▶ _The task_
Pictures must not be copied, but every entry must be reproduced exactly.

▶ _Given entries_
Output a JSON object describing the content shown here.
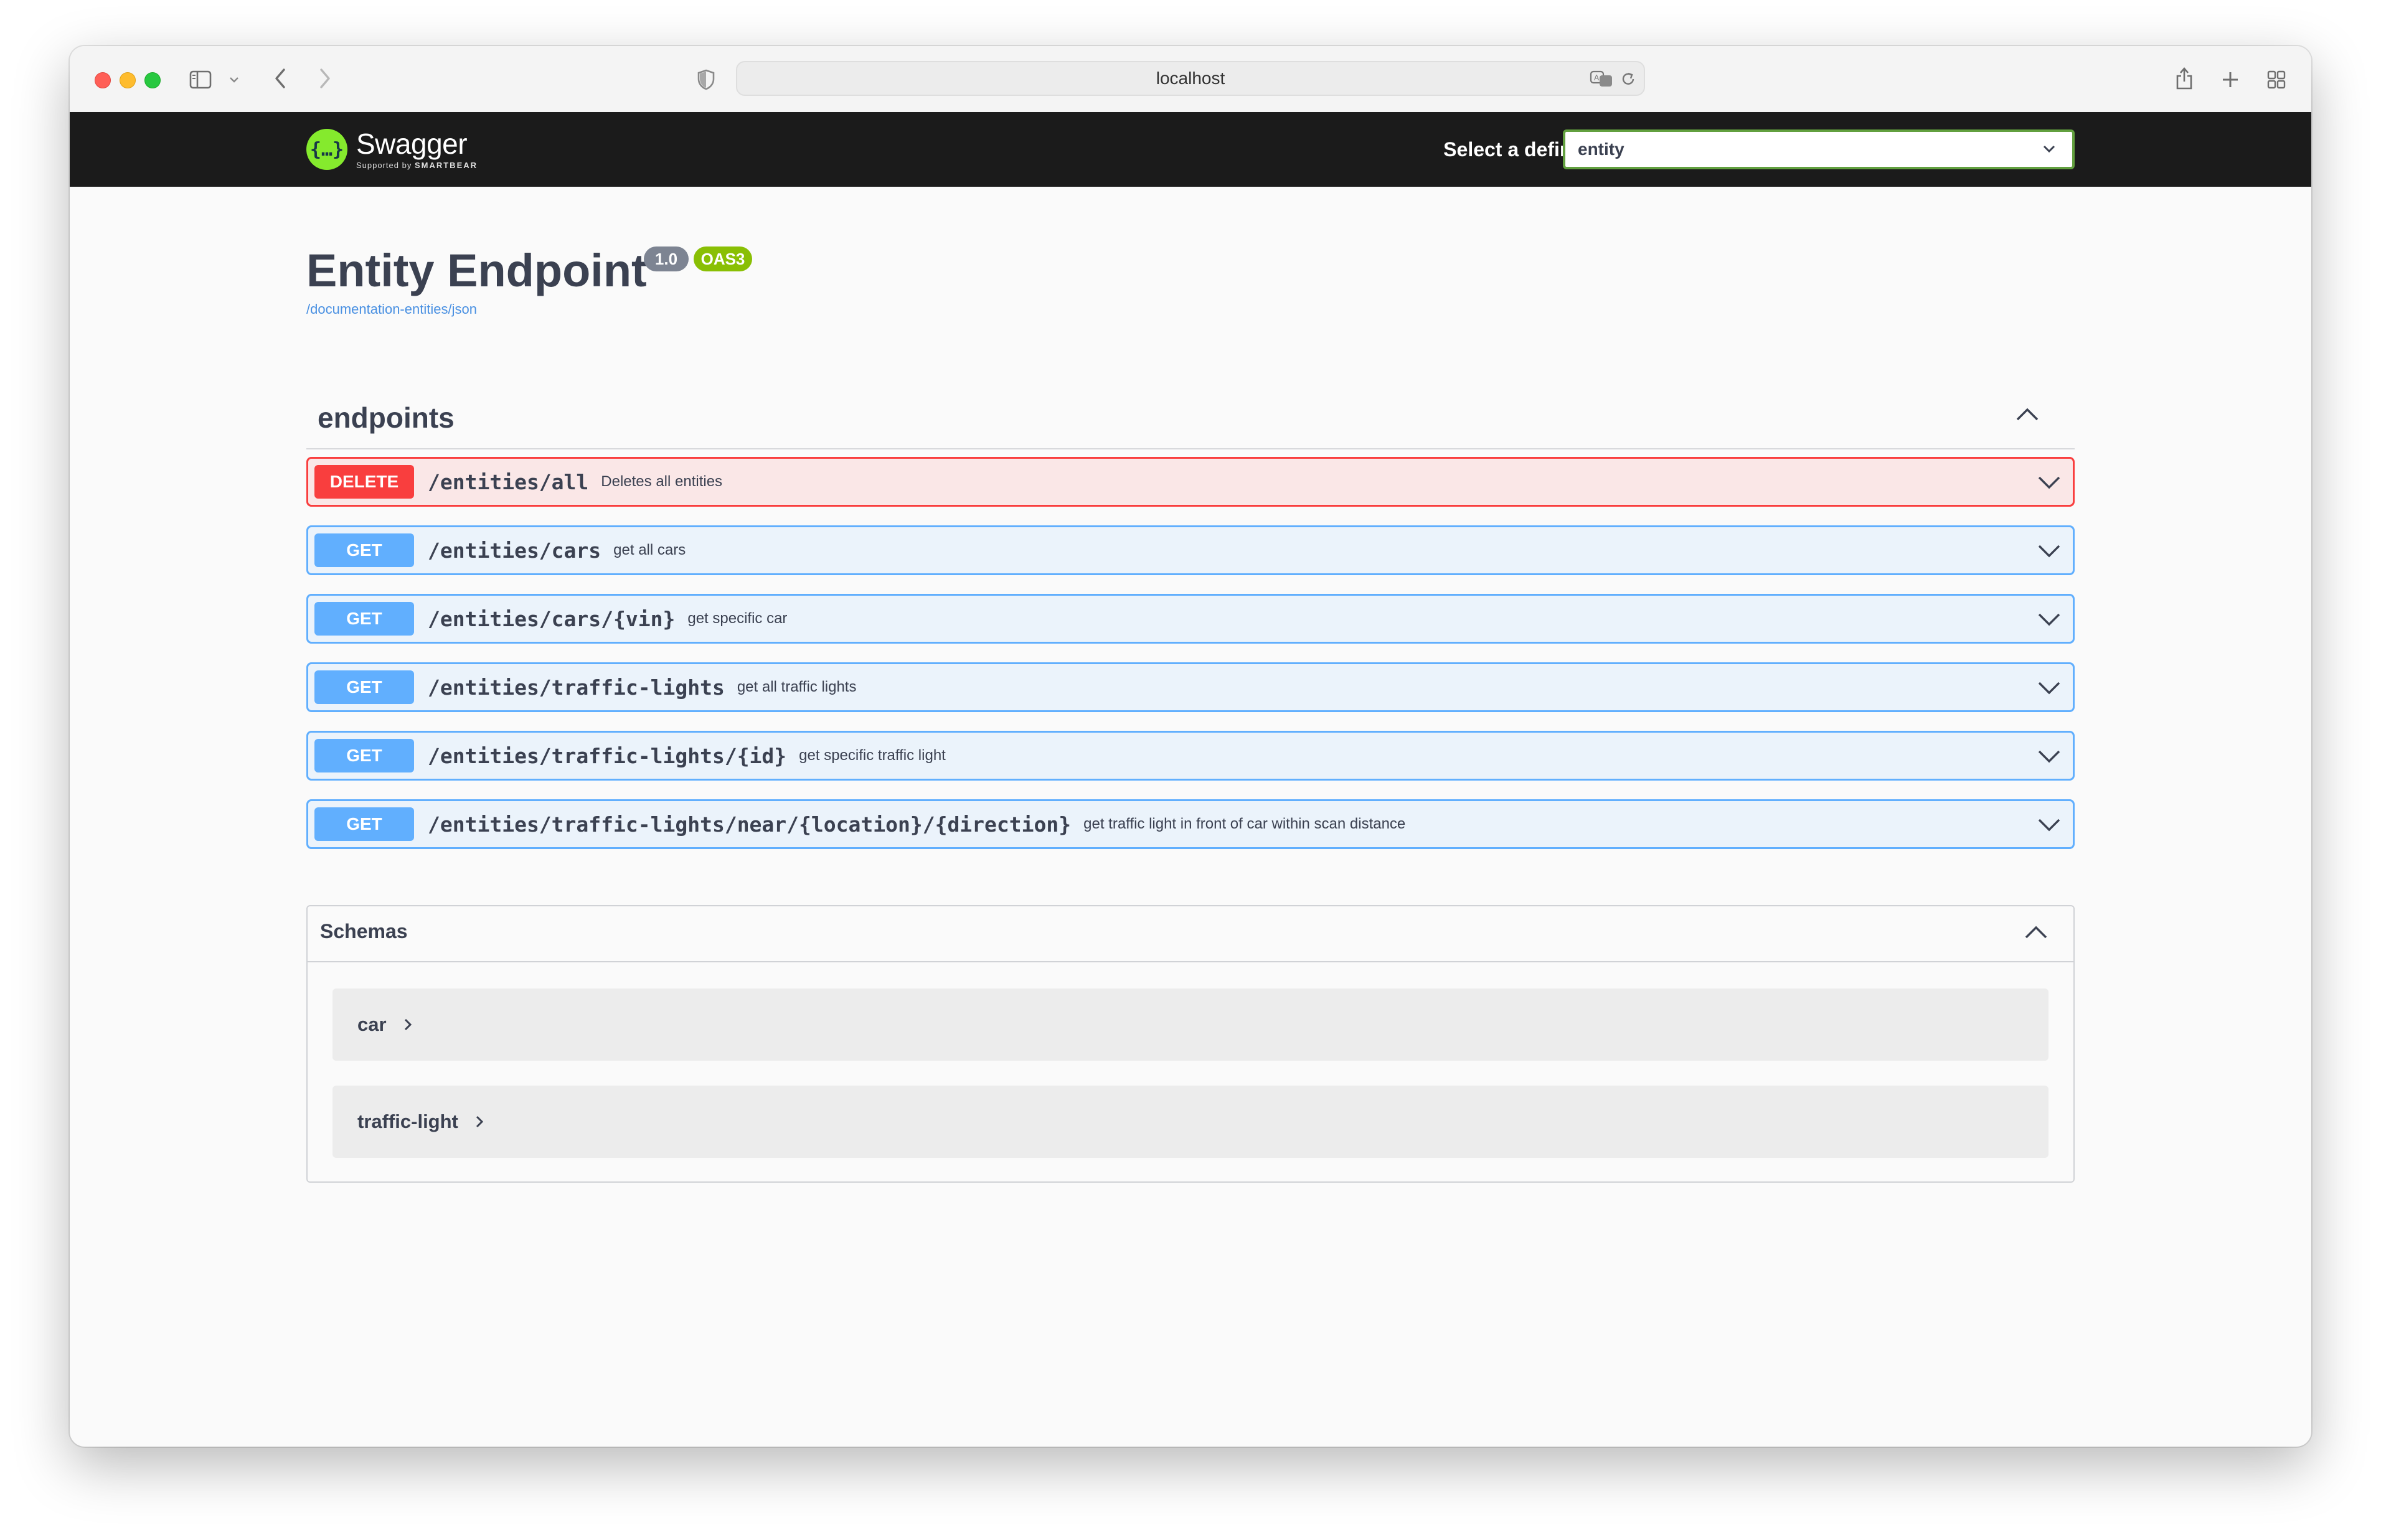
{
  "browser": {
    "address": "localhost"
  },
  "topbar": {
    "logo_title": "Swagger",
    "logo_supported": "Supported by",
    "logo_brand": "SMARTBEAR",
    "definition_label": "Select a definition",
    "definition_value": "entity"
  },
  "info": {
    "title": "Entity Endpoint",
    "version": "1.0",
    "oas": "OAS3",
    "url": "/documentation-entities/json"
  },
  "tag": {
    "name": "endpoints"
  },
  "operations": [
    {
      "method": "DELETE",
      "path": "/entities/all",
      "summary": "Deletes all entities"
    },
    {
      "method": "GET",
      "path": "/entities/cars",
      "summary": "get all cars"
    },
    {
      "method": "GET",
      "path": "/entities/cars/{vin}",
      "summary": "get specific car"
    },
    {
      "method": "GET",
      "path": "/entities/traffic-lights",
      "summary": "get all traffic lights"
    },
    {
      "method": "GET",
      "path": "/entities/traffic-lights/{id}",
      "summary": "get specific traffic light"
    },
    {
      "method": "GET",
      "path": "/entities/traffic-lights/near/{location}/{direction}",
      "summary": "get traffic light in front of car within scan distance"
    }
  ],
  "schemas": {
    "title": "Schemas",
    "models": [
      {
        "name": "car"
      },
      {
        "name": "traffic-light"
      }
    ]
  },
  "colors": {
    "delete": "#f93e3e",
    "get": "#61affe",
    "topbar": "#1b1b1b",
    "swagger_green": "#85ea2d",
    "oas_badge": "#89bf04"
  }
}
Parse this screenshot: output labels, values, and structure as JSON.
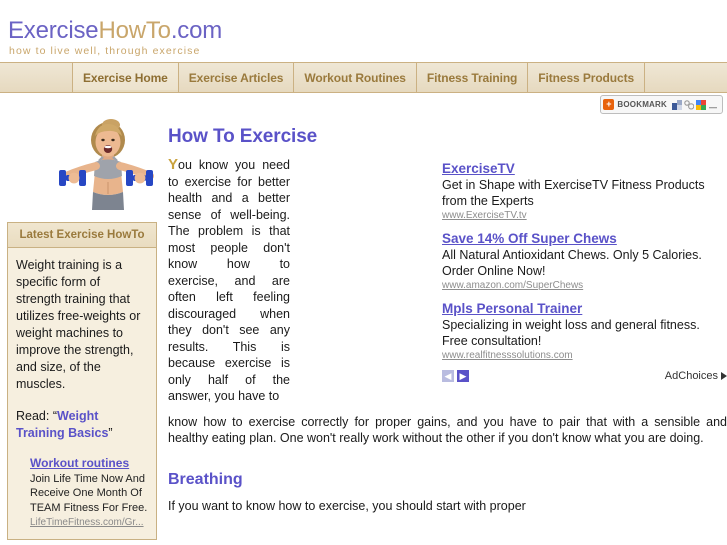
{
  "header": {
    "logo_part_a": "Exercise",
    "logo_part_b": "HowTo",
    "logo_part_c": ".com",
    "tagline": "how to live well, through exercise",
    "logo_color_a": "#6b63c4",
    "logo_color_b": "#c9a66b"
  },
  "nav": {
    "items": [
      {
        "label": "Exercise Home",
        "active": true
      },
      {
        "label": "Exercise Articles",
        "active": false
      },
      {
        "label": "Workout Routines",
        "active": false
      },
      {
        "label": "Fitness Training",
        "active": false
      },
      {
        "label": "Fitness Products",
        "active": false
      }
    ]
  },
  "bookmark": {
    "plus": "+",
    "label": "BOOKMARK"
  },
  "sidebar": {
    "box_title": "Latest Exercise HowTo",
    "box_text": "Weight training is a specific form of strength training that utilizes free-weights or weight machines to improve the strength, and size, of the muscles.",
    "read_prefix": "Read: “",
    "read_link": "Weight Training Basics",
    "read_suffix": "”",
    "ad": {
      "title": "Workout routines",
      "body": "Join Life Time Now And Receive One Month Of TEAM Fitness For Free.",
      "url": "LifeTimeFitness.com/Gr..."
    }
  },
  "main": {
    "heading": "How To Exercise",
    "dropcap": "Y",
    "intro_narrow": "ou know you need to exercise for better health and a better sense of well-being. The problem is that most people don't know how to exercise, and are often left feeling discouraged when they don't see any results. This is because exercise is only half of the answer, you have to",
    "intro_wide": "know how to exercise correctly for proper gains, and you have to pair that with a sensible and healthy eating plan. One won't really work without the other if you don't know what you are doing.",
    "heading2": "Breathing",
    "paragraph2": "If you want to know how to exercise, you should start with proper"
  },
  "ads": {
    "units": [
      {
        "title": "ExerciseTV",
        "body": "Get in Shape with ExerciseTV Fitness Products from the Experts",
        "url": "www.ExerciseTV.tv"
      },
      {
        "title": "Save 14% Off Super Chews",
        "body": "All Natural Antioxidant Chews. Only 5 Calories. Order Online Now!",
        "url": "www.amazon.com/SuperChews"
      },
      {
        "title": "Mpls Personal Trainer",
        "body": "Specializing in weight loss and general fitness. Free consultation!",
        "url": "www.realfitnesssolutions.com"
      }
    ],
    "prev_glyph": "◀",
    "next_glyph": "▶",
    "adchoices_label": "AdChoices"
  }
}
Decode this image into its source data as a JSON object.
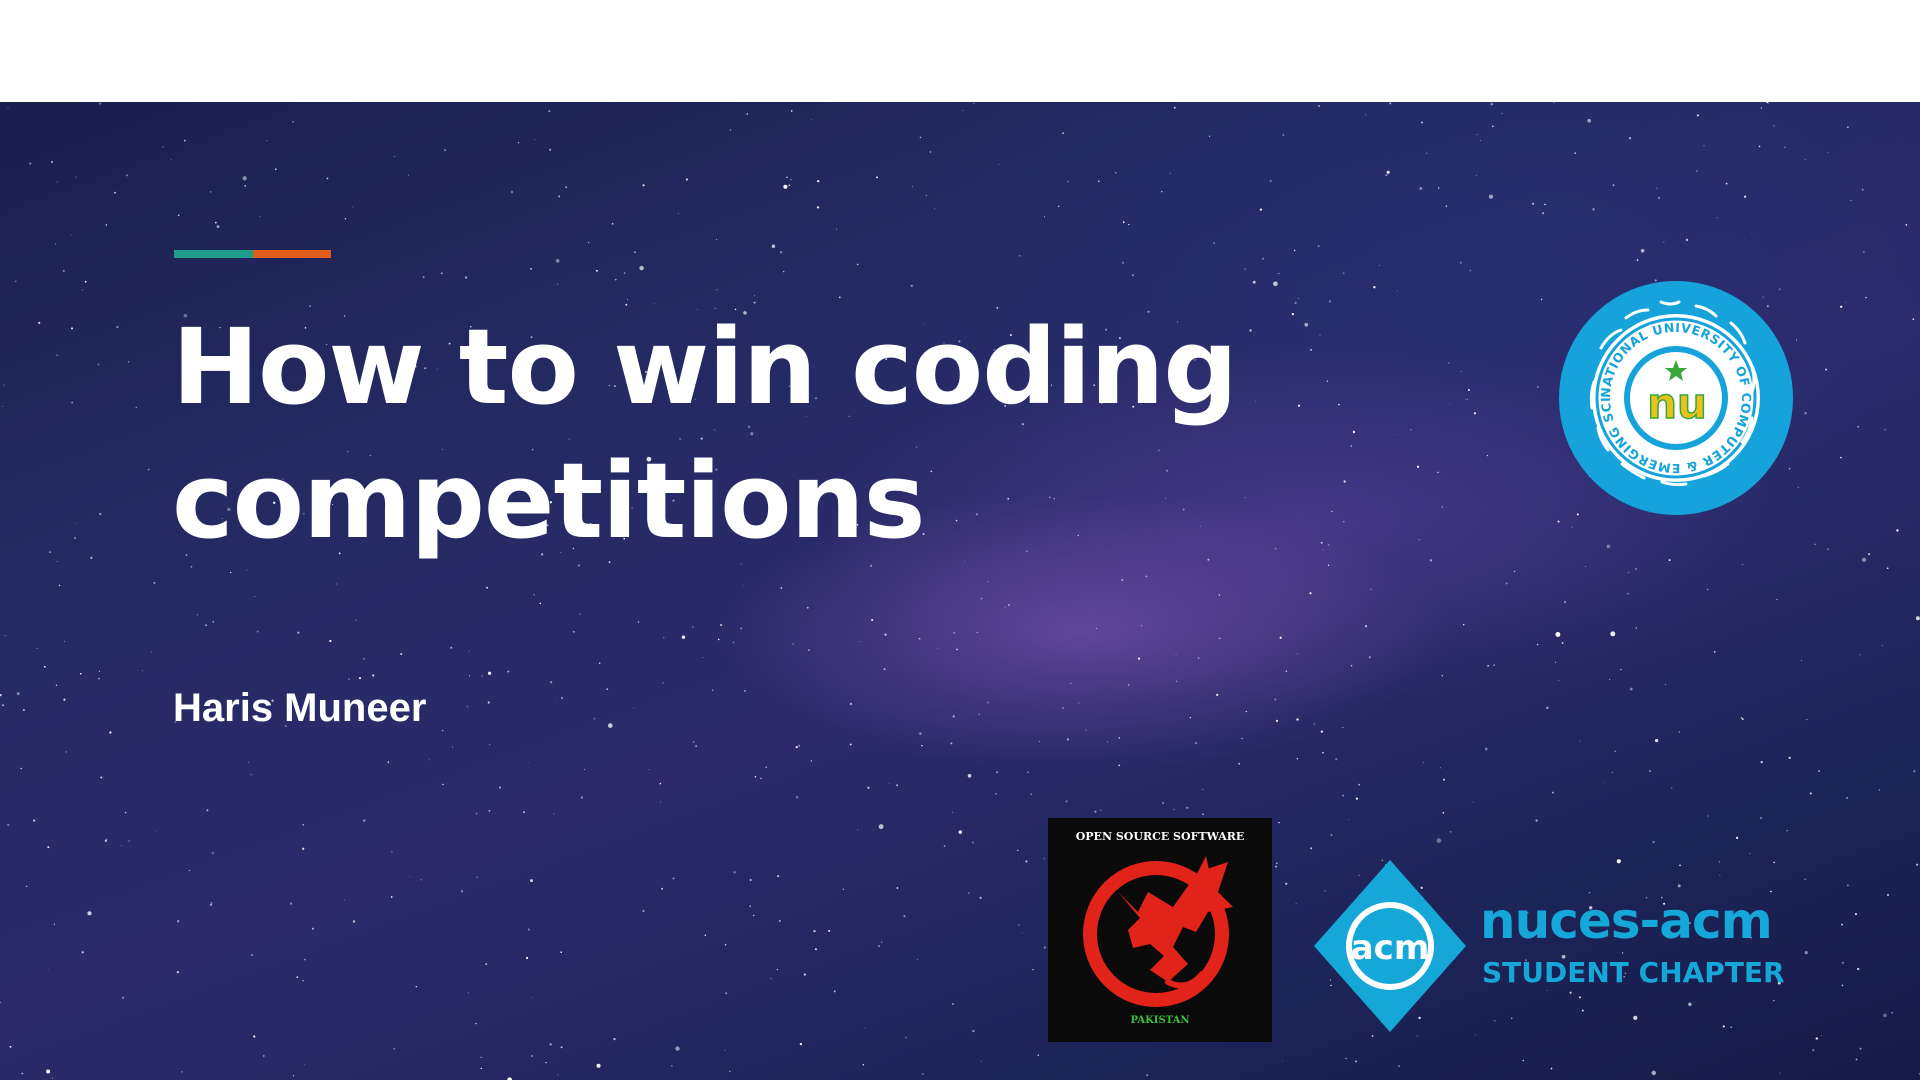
{
  "slide": {
    "title": "How to win coding competitions",
    "author": "Haris Muneer",
    "accent_colors": [
      "#1f9e8e",
      "#e05d1c"
    ]
  },
  "logos": {
    "fast_nu": {
      "icon": "university-seal-icon",
      "ring_text": "NATIONAL UNIVERSITY OF COMPUTER & EMERGING SCIENCES",
      "center_text": "nu",
      "color": "#16a3dc"
    },
    "oss": {
      "icon": "red-dragon-icon",
      "top_text": "OPEN SOURCE SOFTWARE",
      "bottom_text": "PAKISTAN",
      "color": "#e2231a"
    },
    "acm": {
      "icon": "acm-diamond-icon",
      "badge_text": "acm",
      "name": "nuces-acm",
      "subtitle": "STUDENT CHAPTER",
      "color": "#14a7d8"
    }
  }
}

▶ _Problem solution_
Output a JSON object describing the content shown here.
{
  "browser": {
    "address": "localhost"
  },
  "topbar": {
    "logo_title": "Swagger",
    "logo_supported": "Supported by",
    "logo_brand": "SMARTBEAR",
    "definition_label": "Select a definition",
    "definition_value": "entity"
  },
  "info": {
    "title": "Entity Endpoint",
    "version": "1.0",
    "oas": "OAS3",
    "url": "/documentation-entities/json"
  },
  "tag": {
    "name": "endpoints"
  },
  "operations": [
    {
      "method": "DELETE",
      "path": "/entities/all",
      "summary": "Deletes all entities"
    },
    {
      "method": "GET",
      "path": "/entities/cars",
      "summary": "get all cars"
    },
    {
      "method": "GET",
      "path": "/entities/cars/{vin}",
      "summary": "get specific car"
    },
    {
      "method": "GET",
      "path": "/entities/traffic-lights",
      "summary": "get all traffic lights"
    },
    {
      "method": "GET",
      "path": "/entities/traffic-lights/{id}",
      "summary": "get specific traffic light"
    },
    {
      "method": "GET",
      "path": "/entities/traffic-lights/near/{location}/{direction}",
      "summary": "get traffic light in front of car within scan distance"
    }
  ],
  "schemas": {
    "title": "Schemas",
    "models": [
      {
        "name": "car"
      },
      {
        "name": "traffic-light"
      }
    ]
  },
  "colors": {
    "delete": "#f93e3e",
    "get": "#61affe",
    "topbar": "#1b1b1b",
    "swagger_green": "#85ea2d",
    "oas_badge": "#89bf04"
  }
}
Parse this screenshot: output labels, values, and structure as JSON.
{
  "header": {
    "logo_part_a": "Exercise",
    "logo_part_b": "HowTo",
    "logo_part_c": ".com",
    "tagline": "how to live well, through exercise",
    "logo_color_a": "#6b63c4",
    "logo_color_b": "#c9a66b"
  },
  "nav": {
    "items": [
      {
        "label": "Exercise Home",
        "active": true
      },
      {
        "label": "Exercise Articles",
        "active": false
      },
      {
        "label": "Workout Routines",
        "active": false
      },
      {
        "label": "Fitness Training",
        "active": false
      },
      {
        "label": "Fitness Products",
        "active": false
      }
    ]
  },
  "bookmark": {
    "plus": "+",
    "label": "BOOKMARK"
  },
  "sidebar": {
    "box_title": "Latest Exercise HowTo",
    "box_text": "Weight training is a specific form of strength training that utilizes free-weights or weight machines to improve the strength, and size, of the muscles.",
    "read_prefix": "Read: “",
    "read_link": "Weight Training Basics",
    "read_suffix": "”",
    "ad": {
      "title": "Workout routines",
      "body": "Join Life Time Now And Receive One Month Of TEAM Fitness For Free.",
      "url": "LifeTimeFitness.com/Gr..."
    }
  },
  "main": {
    "heading": "How To Exercise",
    "dropcap": "Y",
    "intro_narrow": "ou know you need to exercise for better health and a better sense of well-being. The problem is that most people don't know how to exercise, and are often left feeling discouraged when they don't see any results. This is because exercise is only half of the answer, you have to",
    "intro_wide": "know how to exercise correctly for proper gains, and you have to pair that with a sensible and healthy eating plan. One won't really work without the other if you don't know what you are doing.",
    "heading2": "Breathing",
    "paragraph2": "If you want to know how to exercise, you should start with proper"
  },
  "ads": {
    "units": [
      {
        "title": "ExerciseTV",
        "body": "Get in Shape with ExerciseTV Fitness Products from the Experts",
        "url": "www.ExerciseTV.tv"
      },
      {
        "title": "Save 14% Off Super Chews",
        "body": "All Natural Antioxidant Chews. Only 5 Calories. Order Online Now!",
        "url": "www.amazon.com/SuperChews"
      },
      {
        "title": "Mpls Personal Trainer",
        "body": "Specializing in weight loss and general fitness. Free consultation!",
        "url": "www.realfitnesssolutions.com"
      }
    ],
    "prev_glyph": "◀",
    "next_glyph": "▶",
    "adchoices_label": "AdChoices"
  }
}
Decode this image into its source data as a JSON object.
{
  "slide": {
    "title": "How to win coding competitions",
    "author": "Haris Muneer",
    "accent_colors": [
      "#1f9e8e",
      "#e05d1c"
    ]
  },
  "logos": {
    "fast_nu": {
      "icon": "university-seal-icon",
      "ring_text": "NATIONAL UNIVERSITY OF COMPUTER & EMERGING SCIENCES",
      "center_text": "nu",
      "color": "#16a3dc"
    },
    "oss": {
      "icon": "red-dragon-icon",
      "top_text": "OPEN SOURCE SOFTWARE",
      "bottom_text": "PAKISTAN",
      "color": "#e2231a"
    },
    "acm": {
      "icon": "acm-diamond-icon",
      "badge_text": "acm",
      "name": "nuces-acm",
      "subtitle": "STUDENT CHAPTER",
      "color": "#14a7d8"
    }
  }
}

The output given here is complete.